##### Supplied data

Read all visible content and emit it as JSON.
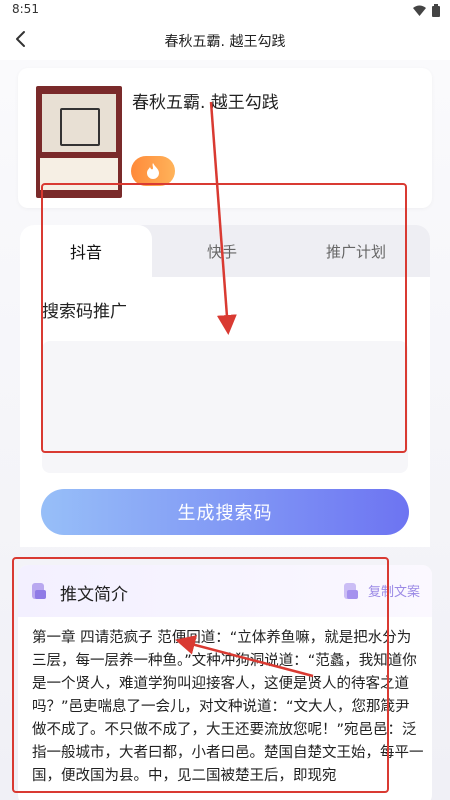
{
  "status": {
    "time": "8:51"
  },
  "appbar": {
    "title": "春秋五霸. 越王勾践"
  },
  "book": {
    "title": "春秋五霸. 越王勾践"
  },
  "tabs": [
    {
      "label": "抖音",
      "active": true
    },
    {
      "label": "快手",
      "active": false
    },
    {
      "label": "推广计划",
      "active": false
    }
  ],
  "search_code": {
    "label": "搜索码推广",
    "value": ""
  },
  "generate_button": {
    "label": "生成搜索码"
  },
  "intro": {
    "title": "推文简介",
    "copy_label": "复制文案",
    "text": "第一章 四请范疯子 范便回道：“立体养鱼嘛，就是把水分为三层，每一层养一种鱼。”文种冲狗洞说道：“范蠡，我知道你是一个贤人，难道学狗叫迎接客人，这便是贤人的待客之道吗？”邑吏喘息了一会儿，对文种说道：“文大人，您那箴尹做不成了。不只做不成了，大王还要流放您呢！”宛邑邑：泛指一般城市，大者曰都，小者曰邑。楚国自楚文王始，每平一国，便改国为县。中，见二国被楚王后，即现宛"
  },
  "colors": {
    "accent": "#6d74f2",
    "annotation": "#d93a32",
    "copy": "#9b8ae6"
  }
}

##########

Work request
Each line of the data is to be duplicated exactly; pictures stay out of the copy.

Answer
Read all visible content and emit it as JSON.
{
  "status": {
    "time": "8:51"
  },
  "appbar": {
    "title": "春秋五霸. 越王勾践"
  },
  "book": {
    "title": "春秋五霸. 越王勾践"
  },
  "tabs": [
    {
      "label": "抖音",
      "active": true
    },
    {
      "label": "快手",
      "active": false
    },
    {
      "label": "推广计划",
      "active": false
    }
  ],
  "search_code": {
    "label": "搜索码推广",
    "value": ""
  },
  "generate_button": {
    "label": "生成搜索码"
  },
  "intro": {
    "title": "推文简介",
    "copy_label": "复制文案",
    "text": "第一章 四请范疯子 范便回道：“立体养鱼嘛，就是把水分为三层，每一层养一种鱼。”文种冲狗洞说道：“范蠡，我知道你是一个贤人，难道学狗叫迎接客人，这便是贤人的待客之道吗？”邑吏喘息了一会儿，对文种说道：“文大人，您那箴尹做不成了。不只做不成了，大王还要流放您呢！”宛邑邑：泛指一般城市，大者曰都，小者曰邑。楚国自楚文王始，每平一国，便改国为县。中，见二国被楚王后，即现宛"
  },
  "colors": {
    "accent": "#6d74f2",
    "annotation": "#d93a32",
    "copy": "#9b8ae6"
  }
}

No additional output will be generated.